For every massage or bodywork practitioner who lives in an area where massage therapy is regulated, there typically is a mandatory requirement for continuing education in order to renew one’s license or certification to practice legally.

This is certainly not to be seen as a chore to be put off or avoided until the last minute. Successful massage therapists know continuing education is not a task to be checked off a list, but instead is an opportunity to learn and grow in a manner that will benefit them, their clients and the bottom line of their business.

Viewed from this positive perspective, continuing education takes on a whole new meaning, for it may be the route you choose to enhance or change your career subtly or even immensely. The decisions you make regarding which continuing education courses to enroll in can steer the wheel of your career as a massage therapist or bodyworker, pushing you into waters you’ve always wanted to explore.

For example, you may practice relaxation massage on a regular basis, helping clients in your community to ease their stresses and diminish aches and pains. However, part of you may wish to bring your skills into a hospital setting, where your skills would benefit patients who are depressed or in pain due to various medical conditions.
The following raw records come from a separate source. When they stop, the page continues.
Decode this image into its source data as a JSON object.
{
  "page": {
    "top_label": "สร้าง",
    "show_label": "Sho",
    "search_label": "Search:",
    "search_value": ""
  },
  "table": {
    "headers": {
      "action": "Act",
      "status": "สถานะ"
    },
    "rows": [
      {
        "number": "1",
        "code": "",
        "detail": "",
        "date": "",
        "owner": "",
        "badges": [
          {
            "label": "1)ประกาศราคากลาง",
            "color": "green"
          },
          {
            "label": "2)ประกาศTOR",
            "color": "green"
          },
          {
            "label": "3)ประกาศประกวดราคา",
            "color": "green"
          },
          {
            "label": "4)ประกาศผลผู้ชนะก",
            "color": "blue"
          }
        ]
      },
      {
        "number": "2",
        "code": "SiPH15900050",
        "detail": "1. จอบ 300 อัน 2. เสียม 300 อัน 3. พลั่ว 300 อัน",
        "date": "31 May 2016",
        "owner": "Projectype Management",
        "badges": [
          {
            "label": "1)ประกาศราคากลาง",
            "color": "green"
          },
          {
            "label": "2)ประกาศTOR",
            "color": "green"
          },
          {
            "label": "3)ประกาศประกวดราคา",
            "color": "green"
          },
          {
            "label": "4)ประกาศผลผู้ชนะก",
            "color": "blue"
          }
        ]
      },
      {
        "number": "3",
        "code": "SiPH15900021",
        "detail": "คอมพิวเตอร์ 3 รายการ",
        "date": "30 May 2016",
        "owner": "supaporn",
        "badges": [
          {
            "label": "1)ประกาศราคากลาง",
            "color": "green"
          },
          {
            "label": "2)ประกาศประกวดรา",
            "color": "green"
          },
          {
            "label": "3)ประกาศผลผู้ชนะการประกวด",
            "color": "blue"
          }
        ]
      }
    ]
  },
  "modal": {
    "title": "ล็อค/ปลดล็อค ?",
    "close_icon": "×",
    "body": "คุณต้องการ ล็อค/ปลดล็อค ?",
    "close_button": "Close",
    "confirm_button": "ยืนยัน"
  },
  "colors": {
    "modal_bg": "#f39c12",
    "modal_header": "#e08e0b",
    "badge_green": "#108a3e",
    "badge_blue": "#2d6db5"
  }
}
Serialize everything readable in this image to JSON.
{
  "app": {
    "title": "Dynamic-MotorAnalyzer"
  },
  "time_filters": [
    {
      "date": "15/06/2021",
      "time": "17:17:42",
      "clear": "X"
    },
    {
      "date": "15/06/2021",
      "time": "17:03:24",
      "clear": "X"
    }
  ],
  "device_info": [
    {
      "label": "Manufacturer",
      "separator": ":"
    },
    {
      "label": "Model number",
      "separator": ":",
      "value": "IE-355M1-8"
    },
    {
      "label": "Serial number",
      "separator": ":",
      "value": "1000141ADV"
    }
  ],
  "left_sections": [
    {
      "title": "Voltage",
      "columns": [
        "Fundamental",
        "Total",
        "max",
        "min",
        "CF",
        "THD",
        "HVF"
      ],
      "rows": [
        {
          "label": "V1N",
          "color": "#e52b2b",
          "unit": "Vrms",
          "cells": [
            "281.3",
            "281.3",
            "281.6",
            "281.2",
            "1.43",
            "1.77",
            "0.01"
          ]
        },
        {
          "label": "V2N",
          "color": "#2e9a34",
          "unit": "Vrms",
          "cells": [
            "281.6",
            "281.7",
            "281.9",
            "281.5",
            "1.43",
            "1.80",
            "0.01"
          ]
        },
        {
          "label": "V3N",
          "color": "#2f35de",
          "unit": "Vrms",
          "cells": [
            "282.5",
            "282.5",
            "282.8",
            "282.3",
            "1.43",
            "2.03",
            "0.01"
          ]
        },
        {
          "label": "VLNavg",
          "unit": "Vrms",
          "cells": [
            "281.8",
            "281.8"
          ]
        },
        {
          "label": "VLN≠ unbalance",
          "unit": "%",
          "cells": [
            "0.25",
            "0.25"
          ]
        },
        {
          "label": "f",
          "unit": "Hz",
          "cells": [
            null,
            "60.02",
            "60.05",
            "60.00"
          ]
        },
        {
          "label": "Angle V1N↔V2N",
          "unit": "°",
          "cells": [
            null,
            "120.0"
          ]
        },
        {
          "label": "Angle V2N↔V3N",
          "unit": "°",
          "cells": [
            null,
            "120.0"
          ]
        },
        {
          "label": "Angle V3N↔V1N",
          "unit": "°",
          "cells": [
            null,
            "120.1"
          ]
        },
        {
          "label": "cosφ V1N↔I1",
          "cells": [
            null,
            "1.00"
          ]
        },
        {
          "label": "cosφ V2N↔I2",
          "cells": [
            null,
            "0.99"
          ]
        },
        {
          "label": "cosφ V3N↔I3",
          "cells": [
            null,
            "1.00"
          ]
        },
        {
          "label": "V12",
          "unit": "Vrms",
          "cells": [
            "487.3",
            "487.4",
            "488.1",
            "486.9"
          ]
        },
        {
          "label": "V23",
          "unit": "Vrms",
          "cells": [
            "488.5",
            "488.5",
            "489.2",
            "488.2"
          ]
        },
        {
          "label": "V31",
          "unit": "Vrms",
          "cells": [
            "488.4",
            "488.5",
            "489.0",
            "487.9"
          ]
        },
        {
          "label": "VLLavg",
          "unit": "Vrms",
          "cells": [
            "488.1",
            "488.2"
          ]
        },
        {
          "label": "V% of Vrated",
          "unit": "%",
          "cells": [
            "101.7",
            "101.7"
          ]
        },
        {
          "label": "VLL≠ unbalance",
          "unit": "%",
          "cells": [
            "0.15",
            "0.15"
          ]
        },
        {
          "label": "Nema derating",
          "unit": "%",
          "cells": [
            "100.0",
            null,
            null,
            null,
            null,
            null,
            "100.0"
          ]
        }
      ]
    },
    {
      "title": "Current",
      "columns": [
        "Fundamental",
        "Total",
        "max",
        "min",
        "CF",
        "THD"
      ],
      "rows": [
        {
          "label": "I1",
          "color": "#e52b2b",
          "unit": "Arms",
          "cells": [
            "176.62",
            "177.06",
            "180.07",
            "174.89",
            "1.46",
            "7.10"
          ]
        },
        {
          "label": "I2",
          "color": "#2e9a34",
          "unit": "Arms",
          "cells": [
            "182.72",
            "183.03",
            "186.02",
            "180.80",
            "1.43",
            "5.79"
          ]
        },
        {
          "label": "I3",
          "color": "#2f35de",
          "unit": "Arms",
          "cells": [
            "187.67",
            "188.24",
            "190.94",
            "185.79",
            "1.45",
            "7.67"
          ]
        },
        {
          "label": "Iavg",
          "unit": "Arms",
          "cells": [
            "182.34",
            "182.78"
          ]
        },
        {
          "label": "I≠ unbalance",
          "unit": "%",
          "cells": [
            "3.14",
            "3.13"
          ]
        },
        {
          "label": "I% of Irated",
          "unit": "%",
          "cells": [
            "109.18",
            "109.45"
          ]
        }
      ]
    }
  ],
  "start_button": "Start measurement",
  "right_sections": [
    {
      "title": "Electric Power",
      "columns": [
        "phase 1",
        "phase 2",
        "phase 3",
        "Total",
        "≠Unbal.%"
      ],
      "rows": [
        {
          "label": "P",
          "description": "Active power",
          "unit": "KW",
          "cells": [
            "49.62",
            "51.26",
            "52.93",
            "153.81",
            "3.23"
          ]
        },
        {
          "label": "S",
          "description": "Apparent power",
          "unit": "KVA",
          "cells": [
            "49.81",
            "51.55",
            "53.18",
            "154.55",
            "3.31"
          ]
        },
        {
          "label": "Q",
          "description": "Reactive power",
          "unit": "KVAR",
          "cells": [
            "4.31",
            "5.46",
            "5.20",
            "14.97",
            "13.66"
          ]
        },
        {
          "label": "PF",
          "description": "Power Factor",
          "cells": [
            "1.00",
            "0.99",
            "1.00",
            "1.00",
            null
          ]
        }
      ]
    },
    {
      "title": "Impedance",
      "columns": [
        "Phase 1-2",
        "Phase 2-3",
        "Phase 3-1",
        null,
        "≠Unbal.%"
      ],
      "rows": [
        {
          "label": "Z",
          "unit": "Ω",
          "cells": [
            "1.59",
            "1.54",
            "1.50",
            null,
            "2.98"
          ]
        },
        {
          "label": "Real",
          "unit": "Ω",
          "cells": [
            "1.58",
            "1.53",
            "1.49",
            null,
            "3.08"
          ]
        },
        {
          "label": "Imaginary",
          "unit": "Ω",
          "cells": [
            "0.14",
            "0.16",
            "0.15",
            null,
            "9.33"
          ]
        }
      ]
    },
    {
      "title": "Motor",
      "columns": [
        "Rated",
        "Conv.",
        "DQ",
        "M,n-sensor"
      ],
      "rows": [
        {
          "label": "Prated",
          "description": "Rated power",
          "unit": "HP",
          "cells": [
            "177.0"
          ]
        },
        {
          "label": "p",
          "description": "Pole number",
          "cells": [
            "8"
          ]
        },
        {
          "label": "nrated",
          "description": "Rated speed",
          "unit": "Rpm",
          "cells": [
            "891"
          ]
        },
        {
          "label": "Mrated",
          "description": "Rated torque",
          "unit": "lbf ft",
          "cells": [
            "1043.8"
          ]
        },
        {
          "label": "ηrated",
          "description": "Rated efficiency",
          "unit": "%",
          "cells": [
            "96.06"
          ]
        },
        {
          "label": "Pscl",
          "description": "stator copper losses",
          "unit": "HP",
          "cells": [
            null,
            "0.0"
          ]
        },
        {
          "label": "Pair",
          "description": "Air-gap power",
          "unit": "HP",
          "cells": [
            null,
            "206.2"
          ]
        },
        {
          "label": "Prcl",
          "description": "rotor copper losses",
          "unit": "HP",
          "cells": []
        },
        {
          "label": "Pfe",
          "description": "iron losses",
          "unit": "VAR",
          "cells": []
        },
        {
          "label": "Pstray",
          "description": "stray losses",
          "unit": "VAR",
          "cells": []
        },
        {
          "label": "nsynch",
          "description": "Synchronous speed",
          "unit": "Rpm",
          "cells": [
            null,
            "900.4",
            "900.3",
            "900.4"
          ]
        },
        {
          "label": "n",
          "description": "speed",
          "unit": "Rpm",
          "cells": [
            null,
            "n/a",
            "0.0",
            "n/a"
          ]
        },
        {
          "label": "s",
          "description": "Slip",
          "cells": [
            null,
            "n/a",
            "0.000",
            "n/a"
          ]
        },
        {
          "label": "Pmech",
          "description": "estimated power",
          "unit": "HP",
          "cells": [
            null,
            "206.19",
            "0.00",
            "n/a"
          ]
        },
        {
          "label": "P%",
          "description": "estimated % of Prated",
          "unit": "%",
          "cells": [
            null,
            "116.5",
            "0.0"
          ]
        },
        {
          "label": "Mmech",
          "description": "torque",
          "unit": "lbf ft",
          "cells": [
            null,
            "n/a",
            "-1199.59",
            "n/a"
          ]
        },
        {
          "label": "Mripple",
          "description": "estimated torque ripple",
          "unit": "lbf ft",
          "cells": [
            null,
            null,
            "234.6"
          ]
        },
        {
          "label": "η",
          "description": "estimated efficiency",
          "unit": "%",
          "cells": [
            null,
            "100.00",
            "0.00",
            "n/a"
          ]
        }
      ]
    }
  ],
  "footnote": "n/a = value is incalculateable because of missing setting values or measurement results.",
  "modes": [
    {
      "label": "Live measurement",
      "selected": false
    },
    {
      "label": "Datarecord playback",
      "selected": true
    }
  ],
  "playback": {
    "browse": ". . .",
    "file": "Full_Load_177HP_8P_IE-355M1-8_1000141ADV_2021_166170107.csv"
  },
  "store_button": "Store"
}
In this case, you would want to explore continuing education on massage therapy in the hospital setting. Such a course would likely focus on considerations and precautions regarding medical devices, positioning and pressure, as well as the best methods of interaction with patients, as well as hospital staff.

It’s important to remember continuing education often allows bodyworkers to get quite specific with new skills, so if there is a certain area of hospital massage you’re especially interested, it would benefit you to enroll in that kind of course, rather than a general hospital massage class.

Massage for patients with different kinds of cancer, massage for postoperative patients, bodywork for pregnant women or their newborn babies, and touch therapy as an adjunct to psychiatry or psychotherapy are a few examples of the different ways the power of healthy touch has been welcomed within the medical realm.

The above scenario is an example of one way a bodyworker could use continuing education to help steer a career of relaxation massage toward one that also reaches hospital patients.

It’s important to take the time to figure out the general direction of your dream career in the bodywork field, then enroll in the continuing education courses most relevant to that pathway.

It could be anything from massage for amateur or professional athletes to bodywork that’s geared specifically toward the spa setting. As you can see, there are myriad routes toward a massage therapy career that will keep you excited and financially satisfied.

One of the best aspects of this field is that it’s possible to take bodywork in so many different directions within one career, so there’s no reason to ever grow bored with the good work you do every day.

—Brandi Schlossberg